§ Requirement:
Go through the records line by line and work out how many lines hold the word "elements". Answer with the number only.

§ Data shown:
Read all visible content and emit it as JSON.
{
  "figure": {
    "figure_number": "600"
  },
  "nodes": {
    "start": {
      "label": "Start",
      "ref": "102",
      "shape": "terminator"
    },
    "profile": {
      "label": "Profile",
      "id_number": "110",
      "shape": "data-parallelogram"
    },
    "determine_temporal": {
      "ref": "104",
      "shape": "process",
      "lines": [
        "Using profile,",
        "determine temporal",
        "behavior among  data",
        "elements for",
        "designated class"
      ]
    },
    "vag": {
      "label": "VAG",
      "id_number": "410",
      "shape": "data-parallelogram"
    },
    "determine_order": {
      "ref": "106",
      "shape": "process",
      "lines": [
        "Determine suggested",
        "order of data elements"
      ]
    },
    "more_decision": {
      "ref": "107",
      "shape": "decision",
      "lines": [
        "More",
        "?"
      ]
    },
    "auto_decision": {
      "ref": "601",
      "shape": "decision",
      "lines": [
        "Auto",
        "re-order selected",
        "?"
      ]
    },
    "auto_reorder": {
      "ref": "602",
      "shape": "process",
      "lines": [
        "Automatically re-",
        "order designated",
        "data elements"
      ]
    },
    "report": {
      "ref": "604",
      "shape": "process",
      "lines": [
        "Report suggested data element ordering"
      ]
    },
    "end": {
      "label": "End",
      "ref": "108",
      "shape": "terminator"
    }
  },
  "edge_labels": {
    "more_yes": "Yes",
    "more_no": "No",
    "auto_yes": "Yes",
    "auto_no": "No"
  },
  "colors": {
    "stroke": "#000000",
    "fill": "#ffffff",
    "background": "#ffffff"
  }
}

§ Response:
3